Fast forward two years and here we are now:

pictures are worth more than words, and videos more than pictures

Now JD is at a place where he's starting to scratch her from over a fence. It looks like they're progressing well.

In comment to the last blog Lucy wrote:
I look forward to this new journey, although I'm not so sure how I'm gonna handle the "judgment of others" whether perceived or real. I suppose that will actually be a benefit...an opportunity to grow and evolve.

Where do I go from here and how can I begin to build a new relationship with my horses?
Well Lucy, you came to the right place. I understand your concern about the judgment of others. Fortunately, through this struggle, you have an opportunity to prove to yourself that your own inner guidance system is more important than what others may think or say.

I am urging everyone who is serious about this path to sign up for the NHE forum and eventually the school. It is free and the information and insight available there is priceless. You can send in your application by clicking here and then click on the brown "International School" link.  Read about how to get an access there.  I feel confident in sending anyone to the forum and school because the horse's well-being is always the highest priority for the people there. As you explore the forum, you will find exercises to try with your horse that can form the foundation of this new consciousness and you will be able to connect with people who are there to help.

Also, I hope you can find some sense of community with this blog. It's nice to know that there are others out there even if you haven't met them in person yet.

With his winter coat still coming off, Patrik has decided that a little scratching is pleasurable. He has been the hardest of my 3 horses to get to show me where he would like to be scratched. I don't know if it's just his personality (the way some people love massages and others don't) or if there are deeper issues. On the other hand, he will do almost anything for a treat, so we've found a way to have fun together.

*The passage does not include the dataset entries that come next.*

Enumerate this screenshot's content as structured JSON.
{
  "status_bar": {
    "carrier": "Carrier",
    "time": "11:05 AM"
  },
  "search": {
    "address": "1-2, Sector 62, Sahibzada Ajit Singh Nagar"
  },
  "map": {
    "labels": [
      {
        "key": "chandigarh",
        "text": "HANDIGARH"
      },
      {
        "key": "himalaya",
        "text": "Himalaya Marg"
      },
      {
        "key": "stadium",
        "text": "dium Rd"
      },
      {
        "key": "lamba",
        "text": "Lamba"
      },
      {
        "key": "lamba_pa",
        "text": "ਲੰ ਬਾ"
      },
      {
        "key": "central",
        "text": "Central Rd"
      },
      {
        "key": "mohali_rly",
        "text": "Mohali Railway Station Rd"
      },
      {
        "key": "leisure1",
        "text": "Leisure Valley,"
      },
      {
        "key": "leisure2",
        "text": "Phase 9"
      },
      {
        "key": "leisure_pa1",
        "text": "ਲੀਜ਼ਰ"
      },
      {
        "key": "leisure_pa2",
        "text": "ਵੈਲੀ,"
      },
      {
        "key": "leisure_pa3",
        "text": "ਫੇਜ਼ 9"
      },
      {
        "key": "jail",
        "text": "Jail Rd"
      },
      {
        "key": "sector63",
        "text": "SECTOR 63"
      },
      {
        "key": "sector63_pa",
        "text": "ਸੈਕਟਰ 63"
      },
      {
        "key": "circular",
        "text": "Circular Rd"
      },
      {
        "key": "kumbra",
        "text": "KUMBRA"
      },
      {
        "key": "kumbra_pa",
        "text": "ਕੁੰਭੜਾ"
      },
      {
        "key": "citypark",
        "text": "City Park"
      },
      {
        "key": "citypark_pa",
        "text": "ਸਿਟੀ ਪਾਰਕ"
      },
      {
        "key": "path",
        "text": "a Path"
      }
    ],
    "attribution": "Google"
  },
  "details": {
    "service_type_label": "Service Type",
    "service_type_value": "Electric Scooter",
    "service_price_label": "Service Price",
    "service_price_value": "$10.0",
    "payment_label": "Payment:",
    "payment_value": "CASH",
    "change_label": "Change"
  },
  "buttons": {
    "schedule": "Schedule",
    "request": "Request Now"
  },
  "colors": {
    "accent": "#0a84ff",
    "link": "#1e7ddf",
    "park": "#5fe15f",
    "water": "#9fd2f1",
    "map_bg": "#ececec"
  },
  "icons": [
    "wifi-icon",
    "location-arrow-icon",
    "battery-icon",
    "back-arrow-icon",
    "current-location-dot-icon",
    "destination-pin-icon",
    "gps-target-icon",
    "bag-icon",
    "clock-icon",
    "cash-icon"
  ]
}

Today when I went to leave, it seemed like he wanted me to stay, even though I hadn't brought any treats with me. Sometimes it's nice to leave when they're still wanting a little more. Then they seem to be more excited to see me the next time.


  1. Wow. So she wasn't (in the traditional sense of the word) "abused" - she just had very strong principles! I guess she was definitely the right horse at the right time for you, wasn't she? You've got to admire horses with strong principles. My Chloe is like that - she never expressed herself by aggression, but despite years of "training" and reluctant compliance, she never assented. I like to say that she has read the Communist Manifesto and knows all about the Alienation of the Worker from the Means of Production.

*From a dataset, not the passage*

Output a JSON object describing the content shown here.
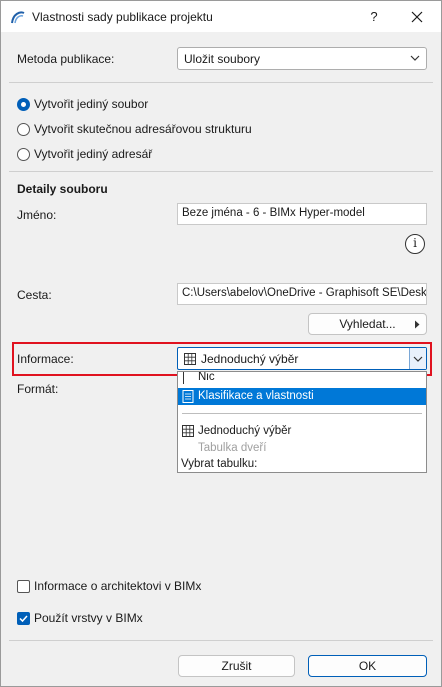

  2. Hi Stormy,

    Thank you so much for this wonderful post! Can you believe I am just NOW learning that horses love to be scratched?! Not something I was taught in "riding lessons".

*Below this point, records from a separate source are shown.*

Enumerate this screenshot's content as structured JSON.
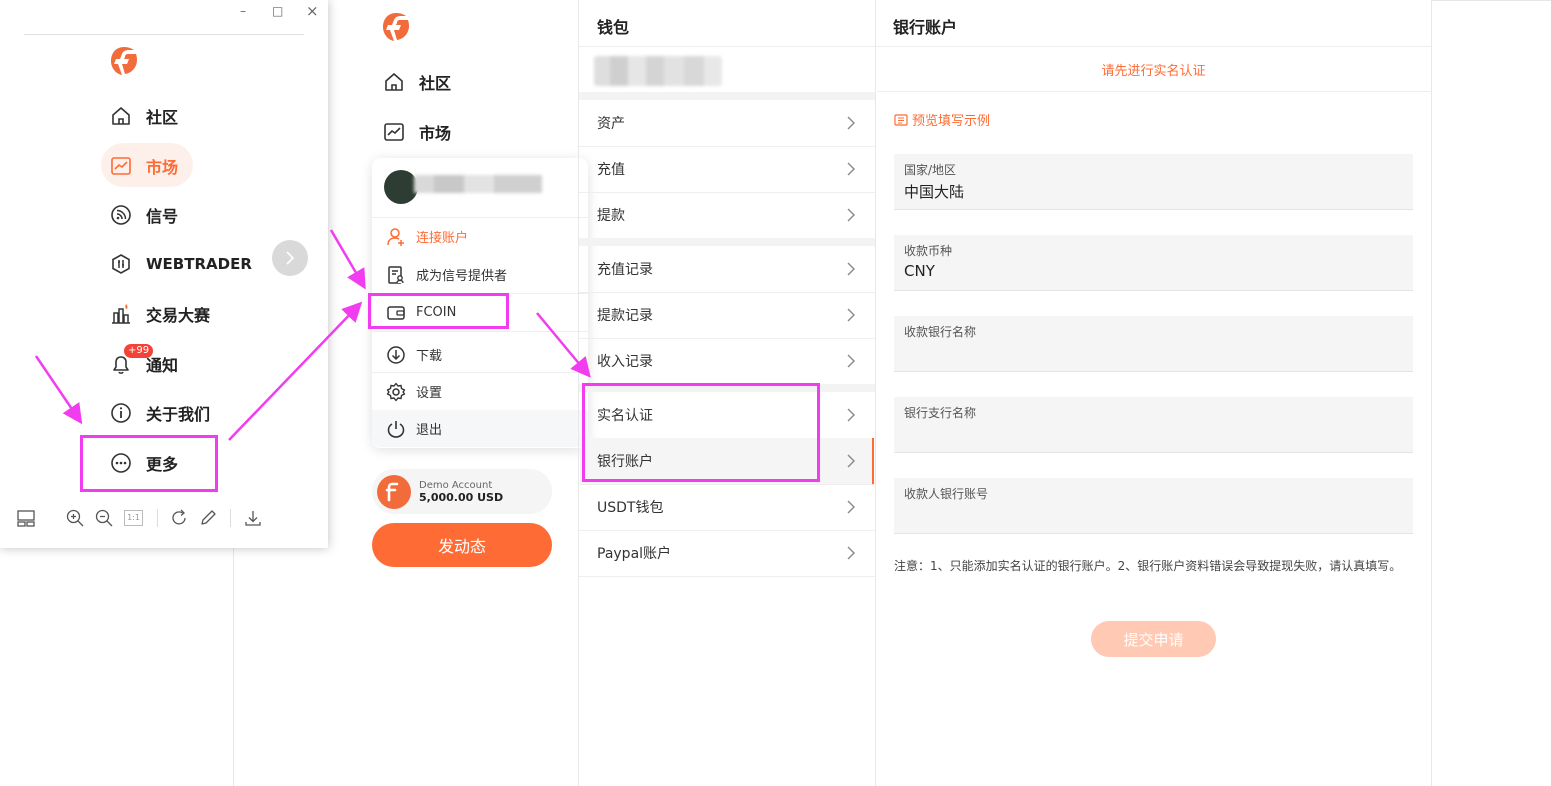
{
  "app": {
    "accent": "#ff6b35",
    "annotation_color": "#f13cf0"
  },
  "nav": {
    "community": "社区",
    "market": "市场"
  },
  "profile_menu": {
    "connect_account": "连接账户",
    "become_provider": "成为信号提供者",
    "fcoin": "FCOIN",
    "download": "下载",
    "settings": "设置",
    "logout": "退出"
  },
  "demo_account": {
    "label": "Demo Account",
    "balance": "5,000.00 USD"
  },
  "post_button": "发动态",
  "wallet": {
    "title": "钱包",
    "items": [
      {
        "label": "资产"
      },
      {
        "label": "充值"
      },
      {
        "label": "提款"
      },
      {
        "label": "充值记录"
      },
      {
        "label": "提款记录"
      },
      {
        "label": "收入记录"
      },
      {
        "label": "实名认证"
      },
      {
        "label": "银行账户"
      },
      {
        "label": "USDT钱包"
      },
      {
        "label": "Paypal账户"
      }
    ]
  },
  "bank": {
    "title": "银行账户",
    "banner": "请先进行实名认证",
    "preview_link": "预览填写示例",
    "fields": [
      {
        "label": "国家/地区",
        "value": "中国大陆"
      },
      {
        "label": "收款币种",
        "value": "CNY"
      },
      {
        "label": "收款银行名称",
        "value": ""
      },
      {
        "label": "银行支行名称",
        "value": ""
      },
      {
        "label": "收款人银行账号",
        "value": ""
      }
    ],
    "note": "注意：1、只能添加实名认证的银行账户。2、银行账户资料错误会导致提现失败，请认真填写。",
    "submit": "提交申请"
  },
  "floating_window": {
    "nav": {
      "community": "社区",
      "market": "市场",
      "signal": "信号",
      "webtrader": "WEBTRADER",
      "contest": "交易大赛",
      "notify": "通知",
      "notify_badge": "+99",
      "about": "关于我们",
      "more": "更多"
    },
    "controls": {
      "minimize": "–",
      "maximize": "□",
      "close": "×"
    },
    "zoom_reset": "1:1"
  }
}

    Carolyn Resnick's blog today discusses abuse ... it's an enlightening post, indeed. I did sign up for her In the Box program so I can learn the Waterhole Rituals, but will not use my bond with my horse to ride him ... I wrote about this in my NHE diary.

    On another note, I just got Jenny Pearce's e-book, Zen Connection with Horses, and can't wait to get the CD of her lessons!

    Stormy, what is your experience with waiting for The Chew?

    I noticed the first time I shared space in a chair with King, he stood in the corner for the whole session, licking and chewing!

    Thank you for posting the photo of you and Patrik, and sharing these videos and your journey with us.

  3. One additional word of encouragement to Lucy ... I was at a personal development workshop years ago, and someone said, "It's none of my business what other people think of me."

    I found such freedom in that statement.

  4. Lovely, Stormy, just lovely to read your journey with Sofi and then see the video - looks like one could say you rescued Sofi from a future of probably abuse...but, then again, maybe it is Sofi who rescued you :)
    As Always, Thank You for Sharing.
    Beth and Cookie,
    in Virginia

  5. Thank you, Stormy, for sharing this. It is yet another proof that there are no coincidences ;)

    Do we also get to hear the stories of Patrik and Sundance? :)